THE TASK
Every record listed below should be copied exactly.

INFORMATION PROVIDED Block Start

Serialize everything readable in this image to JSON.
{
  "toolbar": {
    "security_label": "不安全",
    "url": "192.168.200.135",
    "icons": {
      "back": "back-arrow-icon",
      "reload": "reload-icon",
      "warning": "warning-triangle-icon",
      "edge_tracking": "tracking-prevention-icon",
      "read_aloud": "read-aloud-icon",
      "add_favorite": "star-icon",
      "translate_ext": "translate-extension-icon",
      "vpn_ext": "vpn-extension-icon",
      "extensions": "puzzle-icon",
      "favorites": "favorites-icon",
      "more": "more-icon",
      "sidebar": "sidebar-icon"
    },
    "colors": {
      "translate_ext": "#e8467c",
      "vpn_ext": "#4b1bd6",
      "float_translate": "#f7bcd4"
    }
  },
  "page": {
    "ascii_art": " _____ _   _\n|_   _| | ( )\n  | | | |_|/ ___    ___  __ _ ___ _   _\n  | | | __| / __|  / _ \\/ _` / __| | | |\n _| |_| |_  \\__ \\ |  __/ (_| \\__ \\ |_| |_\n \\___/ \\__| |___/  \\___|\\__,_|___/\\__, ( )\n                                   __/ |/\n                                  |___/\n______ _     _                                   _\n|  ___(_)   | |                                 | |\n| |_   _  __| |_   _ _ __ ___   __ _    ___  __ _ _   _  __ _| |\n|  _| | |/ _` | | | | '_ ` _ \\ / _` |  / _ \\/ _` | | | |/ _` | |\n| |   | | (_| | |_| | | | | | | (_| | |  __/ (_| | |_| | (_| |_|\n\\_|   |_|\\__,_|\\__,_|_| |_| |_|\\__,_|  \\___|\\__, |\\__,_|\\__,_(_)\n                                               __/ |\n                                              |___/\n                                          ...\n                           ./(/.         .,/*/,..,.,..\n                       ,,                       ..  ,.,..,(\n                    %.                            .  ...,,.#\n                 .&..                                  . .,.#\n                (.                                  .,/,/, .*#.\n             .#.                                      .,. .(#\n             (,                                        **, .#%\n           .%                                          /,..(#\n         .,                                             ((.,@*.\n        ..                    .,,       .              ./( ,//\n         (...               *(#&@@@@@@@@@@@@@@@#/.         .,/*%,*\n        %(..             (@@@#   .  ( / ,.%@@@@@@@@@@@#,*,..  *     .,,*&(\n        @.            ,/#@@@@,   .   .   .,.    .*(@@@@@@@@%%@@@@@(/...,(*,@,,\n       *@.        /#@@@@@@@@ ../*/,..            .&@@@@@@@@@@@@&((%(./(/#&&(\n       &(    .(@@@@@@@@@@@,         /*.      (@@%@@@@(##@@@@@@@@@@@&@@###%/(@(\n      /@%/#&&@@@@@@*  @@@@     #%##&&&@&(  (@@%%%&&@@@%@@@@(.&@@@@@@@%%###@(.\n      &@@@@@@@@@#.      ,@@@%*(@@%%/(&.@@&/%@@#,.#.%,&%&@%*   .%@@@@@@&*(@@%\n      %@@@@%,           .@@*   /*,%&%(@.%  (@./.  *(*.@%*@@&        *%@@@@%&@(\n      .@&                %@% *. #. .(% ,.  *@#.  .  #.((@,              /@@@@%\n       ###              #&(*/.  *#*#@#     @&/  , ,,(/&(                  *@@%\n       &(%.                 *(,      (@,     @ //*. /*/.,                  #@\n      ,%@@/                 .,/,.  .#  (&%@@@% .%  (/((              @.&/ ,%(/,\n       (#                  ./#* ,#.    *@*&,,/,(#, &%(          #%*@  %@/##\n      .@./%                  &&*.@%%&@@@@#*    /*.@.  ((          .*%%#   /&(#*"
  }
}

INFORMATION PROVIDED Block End

FINISHED EXERCISE
Serialize everything readable in this image to JSON.
{
  "toolbar": {
    "security_label": "不安全",
    "url": "192.168.200.135",
    "icons": {
      "back": "back-arrow-icon",
      "reload": "reload-icon",
      "warning": "warning-triangle-icon",
      "edge_tracking": "tracking-prevention-icon",
      "read_aloud": "read-aloud-icon",
      "add_favorite": "star-icon",
      "translate_ext": "translate-extension-icon",
      "vpn_ext": "vpn-extension-icon",
      "extensions": "puzzle-icon",
      "favorites": "favorites-icon",
      "more": "more-icon",
      "sidebar": "sidebar-icon"
    },
    "colors": {
      "translate_ext": "#e8467c",
      "vpn_ext": "#4b1bd6",
      "float_translate": "#f7bcd4"
    }
  },
  "page": {
    "ascii_art": " _____ _   _\n|_   _| | ( )\n  | | | |_|/ ___    ___  __ _ ___ _   _\n  | | | __| / __|  / _ \\/ _` / __| | | |\n _| |_| |_  \\__ \\ |  __/ (_| \\__ \\ |_| |_\n \\___/ \\__| |___/  \\___|\\__,_|___/\\__, ( )\n                                   __/ |/\n                                  |___/\n______ _     _                                   _\n|  ___(_)   | |                                 | |\n| |_   _  __| |_   _ _ __ ___   __ _    ___  __ _ _   _  __ _| |\n|  _| | |/ _` | | | | '_ ` _ \\ / _` |  / _ \\/ _` | | | |/ _` | |\n| |   | | (_| | |_| | | | | | | (_| | |  __/ (_| | |_| | (_| |_|\n\\_|   |_|\\__,_|\\__,_|_| |_| |_|\\__,_|  \\___|\\__, |\\__,_|\\__,_(_)\n                                               __/ |\n                                              |___/\n                                          ...\n                           ./(/.         .,/*/,..,.,..\n                       ,,                       ..  ,.,..,(\n                    %.                            .  ...,,.#\n                 .&..                                  . .,.#\n                (.                                  .,/,/, .*#.\n             .#.                                      .,. .(#\n             (,                                        **, .#%\n           .%                                          /,..(#\n         .,                                             ((.,@*.\n        ..                    .,,       .              ./( ,//\n         (...               *(#&@@@@@@@@@@@@@@@#/.         .,/*%,*\n        %(..             (@@@#   .  ( / ,.%@@@@@@@@@@@#,*,..  *     .,,*&(\n        @.            ,/#@@@@,   .   .   .,.    .*(@@@@@@@@%%@@@@@(/...,(*,@,,\n       *@.        /#@@@@@@@@ ../*/,..            .&@@@@@@@@@@@@&((%(./(/#&&(\n       &(    .(@@@@@@@@@@@,         /*.      (@@%@@@@(##@@@@@@@@@@@&@@###%/(@(\n      /@%/#&&@@@@@@*  @@@@     #%##&&&@&(  (@@%%%&&@@@%@@@@(.&@@@@@@@%%###@(.\n      &@@@@@@@@@#.      ,@@@%*(@@%%/(&.@@&/%@@#,.#.%,&%&@%*   .%@@@@@@&*(@@%\n      %@@@@%,           .@@*   /*,%&%(@.%  (@./.  *(*.@%*@@&        *%@@@@%&@(\n      .@&                %@% *. #. .(% ,.  *@#.  .  #.((@,              /@@@@%\n       ###              #&(*/.  *#*#@#     @&/  , ,,(/&(                  *@@%\n       &(%.                 *(,      (@,     @ //*. /*/.,                  #@\n      ,%@@/                 .,/,.  .#  (&%@@@% .%  (/((              @.&/ ,%(/,\n       (#                  ./#* ,#.    *@*&,,/,(#, &%(          #%*@  %@/##\n      .@./%                  &&*.@%%&@@@@#*    /*.@.  ((          .*%%#   /&(#*"
  }
}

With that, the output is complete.